By Luke Kerr-Dineen
The FedEx Cup still wins
After Adam Scott's superb victory at the Barclays last week, Golf Digest's John Strege penned a column entitled "This is why the FedEx Cup works."
A week later, golf fans are faced with a different yet equally exciting scenario that underscores Strege's prescience, and the storylines going into Monday's final round are endless:
Can Sergio Garcia, who's been a non-factor most of the season after his infamous "fried chicken" spat with Tiger, redeem himself with a win?
Can Henrik Stenson, who's arguably been the best player in the world in the second half of the season, finally nab a victory?

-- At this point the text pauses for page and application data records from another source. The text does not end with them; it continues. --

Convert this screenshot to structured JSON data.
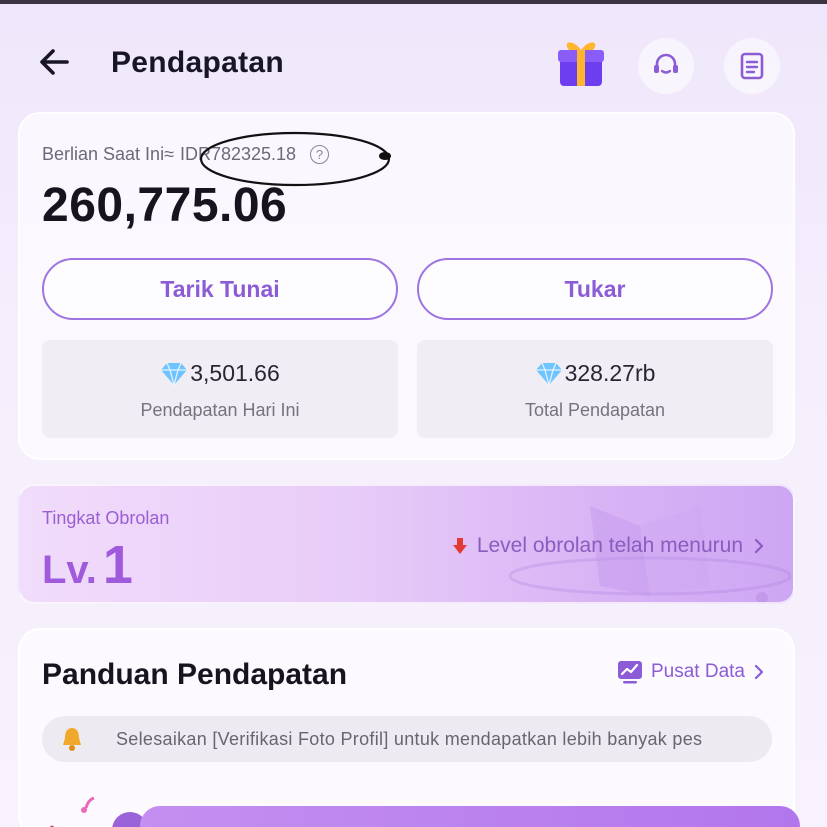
{
  "header": {
    "title": "Pendapatan",
    "icons": [
      "back-arrow-icon",
      "gift-icon",
      "customer-service-icon",
      "document-icon"
    ]
  },
  "balance": {
    "label": "Berlian Saat Ini≈",
    "idr_value": "IDR782325.18",
    "value": "260,775.06",
    "withdraw_label": "Tarik Tunai",
    "exchange_label": "Tukar",
    "today": {
      "value": "3,501.66",
      "label": "Pendapatan Hari Ini"
    },
    "total": {
      "value": "328.27rb",
      "label": "Total Pendapatan"
    }
  },
  "level": {
    "label": "Tingkat Obrolan",
    "prefix": "Lv.",
    "number": "1",
    "status": "Level obrolan telah menurun"
  },
  "guide": {
    "title": "Panduan Pendapatan",
    "data_link": "Pusat Data",
    "notice": "Selesaikan [Verifikasi Foto Profil] untuk mendapatkan lebih banyak pes"
  },
  "colors": {
    "accent": "#8b5cd6",
    "level_accent": "#a05bdc",
    "down_arrow": "#e53935"
  }
}
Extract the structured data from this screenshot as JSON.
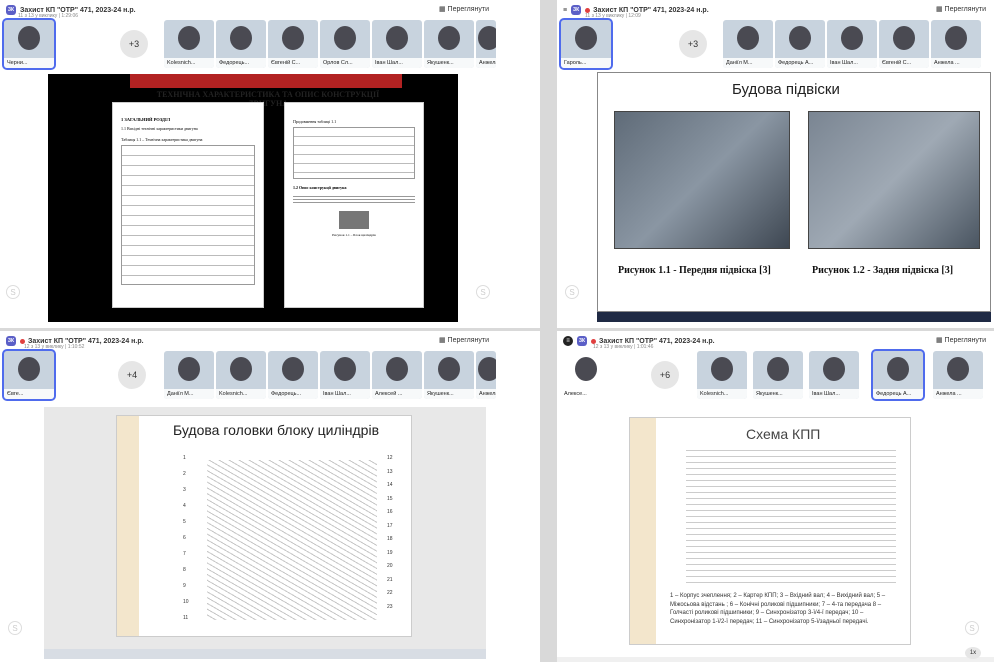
{
  "header_title": "Захист КП \"ОТР\" 471, 2023-24 н.р.",
  "view_label": "Переглянути",
  "rate_label": "1x",
  "q1": {
    "sub": "11 з 13 у виклику | 1:29:06",
    "more": "+3",
    "self": "Черни...",
    "tiles": [
      "Kolesnich...",
      "Федорець...",
      "Євгеній С...",
      "Орлов Сл...",
      "Іван Шал...",
      "Якушенк...",
      "Анжела ..."
    ],
    "slide_title": "ТЕХНІЧНА ХАРАКТЕРИСТИКА ТА ОПИС КОНСТРУКЦІЇ ДВИГУНА",
    "left_heading": "1 ЗАГАЛЬНИЙ РОЗДІЛ",
    "left_sub": "1.1 Вихідні технічні характеристики двигуна",
    "table_caption": "Таблиця 1.1 – Технічна характеристика двигуна",
    "right_caption": "Продовження таблиці 1.1",
    "right_heading": "1.2 Опис конструкції двигуна",
    "right_fig": "Рисунок 1.1 – Блок циліндрів"
  },
  "q2": {
    "sub": "11 з 13 у виклику | 12:09",
    "more": "+3",
    "self": "Гароль...",
    "tiles": [
      "Даніїл М...",
      "Федорець А...",
      "Іван Шал...",
      "Євгеній С...",
      "Анжела ..."
    ],
    "slide_title": "Будова підвіски",
    "cap1": "Рисунок 1.1 - Передня підвіска [3]",
    "cap2": "Рисунок 1.2 - Задня підвіска [3]"
  },
  "q3": {
    "sub": "12 з 13 у виклику | 1:10:52",
    "more": "+4",
    "self": "Євге...",
    "tiles": [
      "Даніїл М...",
      "Kolesnich...",
      "Федорець...",
      "Іван Шал...",
      "Алексей ...",
      "Якушенк...",
      "Анжела ..."
    ],
    "slide_title": "Будова головки блоку циліндрів",
    "nums_left": [
      "1",
      "2",
      "3",
      "4",
      "5",
      "6",
      "7",
      "8",
      "9",
      "10",
      "11"
    ],
    "nums_right": [
      "12",
      "13",
      "14",
      "15",
      "16",
      "17",
      "18",
      "19",
      "20",
      "21",
      "22",
      "23"
    ]
  },
  "q4": {
    "sub": "12 з 13 у виклику | 1:01:46",
    "more": "+6",
    "self": "Алексе...",
    "tiles": [
      "Kolesnich...",
      "Якушенк...",
      "Іван Шал...",
      "Федорець А...",
      "Анжела ..."
    ],
    "slide_title": "Схема КПП",
    "legend": "1 – Корпус зчеплення; 2 – Картер КПП; 3 – Вхідний вал; 4 – Вихідний вал; 5 – Міжосьова відстань ; 6 – Конічні роликові підшипники; 7 – 4-та передача 8 – Голчасті роликові підшипники; 9 – Синхронізатор 3-ї/4-ї передач; 10 – Синхронізатор 1-ї/2-ї передач; 11 – Синхронізатор 5-ї/задньої передачі."
  }
}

Does a win here for Jason Dufner put him in the Player of the Year conversation?
Can Ian Poulter, on the verge of playing himself out of the FedEx Cup at the start of the week, prove that he can perform not just when there's nothing left to lose, but when the pressure's on to win?

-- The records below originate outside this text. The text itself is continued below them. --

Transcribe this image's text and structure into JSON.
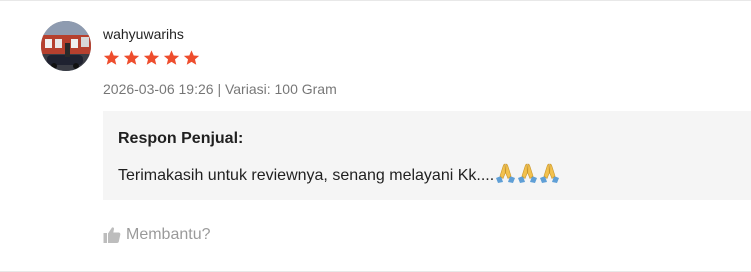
{
  "review": {
    "reviewer_name": "wahyuwarihs",
    "rating": 5,
    "rating_max": 5,
    "date": "2026-03-06 19:26",
    "separator": "|",
    "variation": "Variasi: 100 Gram",
    "seller_response": {
      "title": "Respon Penjual:",
      "text": "Terimakasih untuk reviewnya, senang melayani Kk....",
      "emoji_count": 3,
      "emoji_icon": "folded-hands-icon"
    },
    "helpful_label": "Membantu?",
    "helpful_icon": "thumbs-up-icon"
  },
  "colors": {
    "star": "#ee4d2d",
    "response_background": "#f5f5f5",
    "muted_text": "#8a8a8a"
  }
}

It should all amount to a thrilling finish.
Behind Enemy Lines
Ask a group of Americans who the brightest young American golfers are, and you'll likely be met with a variety of names -- Jordan Spieth, Rickie Fowler, Patrick Reed. Ask that same question to a group of Europeans, and they'll probably include a different prospect: Peter Uihlein. The former U.S. Amateur champion took Butch Harmon's advice and started his pro career in Europe with nothing but a Challenge Tour card, but has since become a mainstay on the European Tour after a win in Portugal and a smattering of other high finishes. He'll be disappointed this week at the Wales Open, where he dropped down to second place after a final round 72, but he won't be for long. This isn't the last we've heard of Peter Uihlein.

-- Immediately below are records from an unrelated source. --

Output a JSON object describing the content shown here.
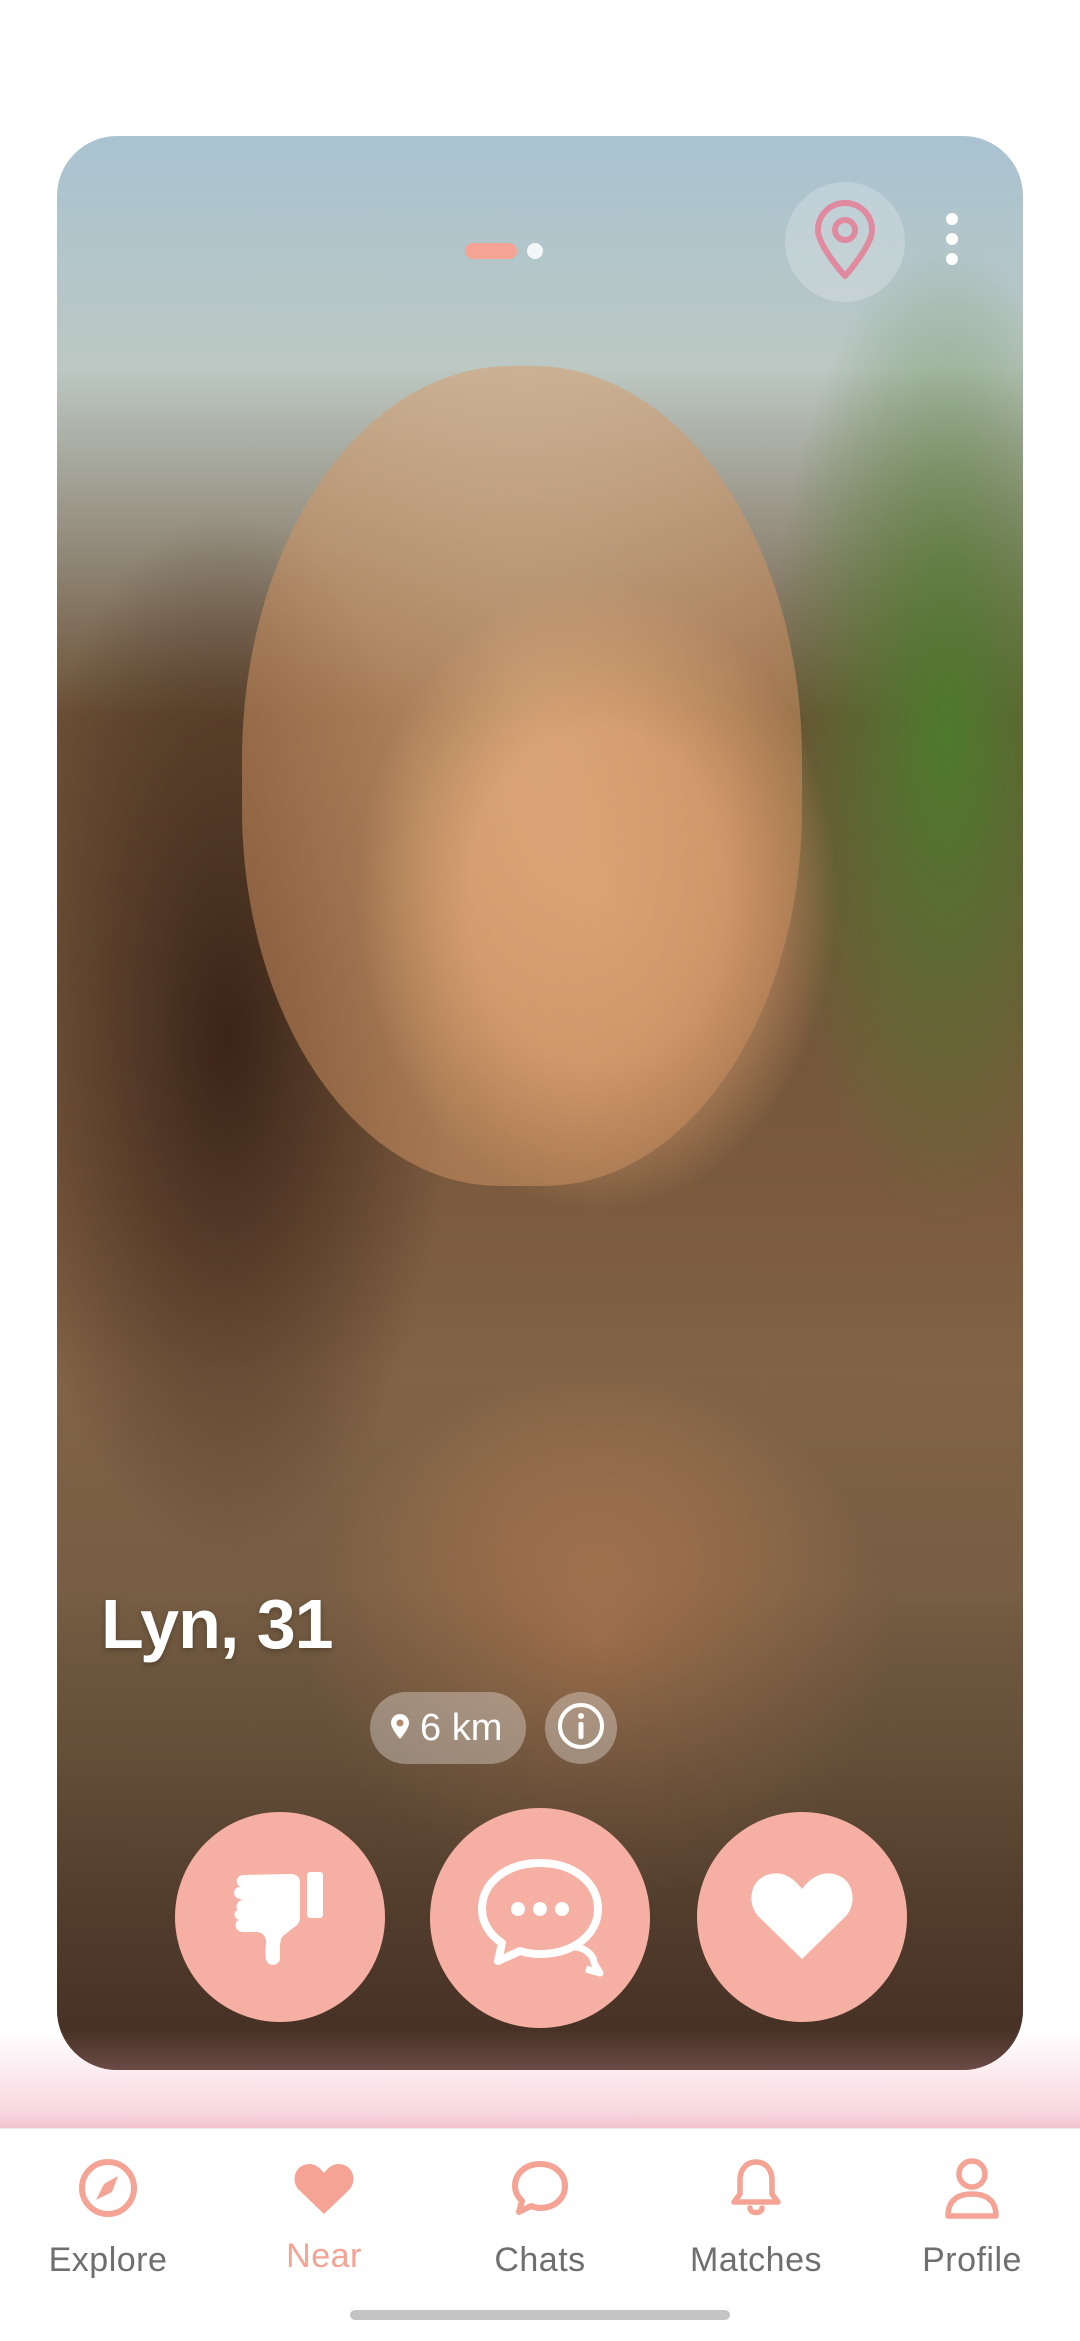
{
  "card": {
    "name_age": "Lyn, 31",
    "distance": "6 km",
    "photo_count": 2,
    "current_photo": 1
  },
  "actions": [
    {
      "name": "dislike",
      "icon": "thumbs-down-icon"
    },
    {
      "name": "chat",
      "icon": "chat-bubbles-icon"
    },
    {
      "name": "like",
      "icon": "heart-icon"
    }
  ],
  "nav": {
    "items": [
      {
        "label": "Explore",
        "icon": "compass-icon"
      },
      {
        "label": "Near",
        "icon": "heart-icon",
        "active": true
      },
      {
        "label": "Chats",
        "icon": "chat-bubble-icon"
      },
      {
        "label": "Matches",
        "icon": "bell-icon"
      },
      {
        "label": "Profile",
        "icon": "user-icon"
      }
    ]
  },
  "colors": {
    "accent": "#f4a394",
    "button": "#f6b0a3",
    "nav_inactive": "#6f6f6f"
  }
}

Trevor Immelman: Hotel Fitness Champion, Masters winner
Finally, it's not often that you see a former Masters champion who still has status on the PGA Tour take his talents to the Web.com Tour, but thanks to the developmental tour's new playoff system, Trevor Immelman did and came away with a victory. With a final round 66, which included a birdie on 18, the South African walked away with a one-stroke victory over Patrick Cantlay, who missed a short putt on the final hole that would have forced a playoff.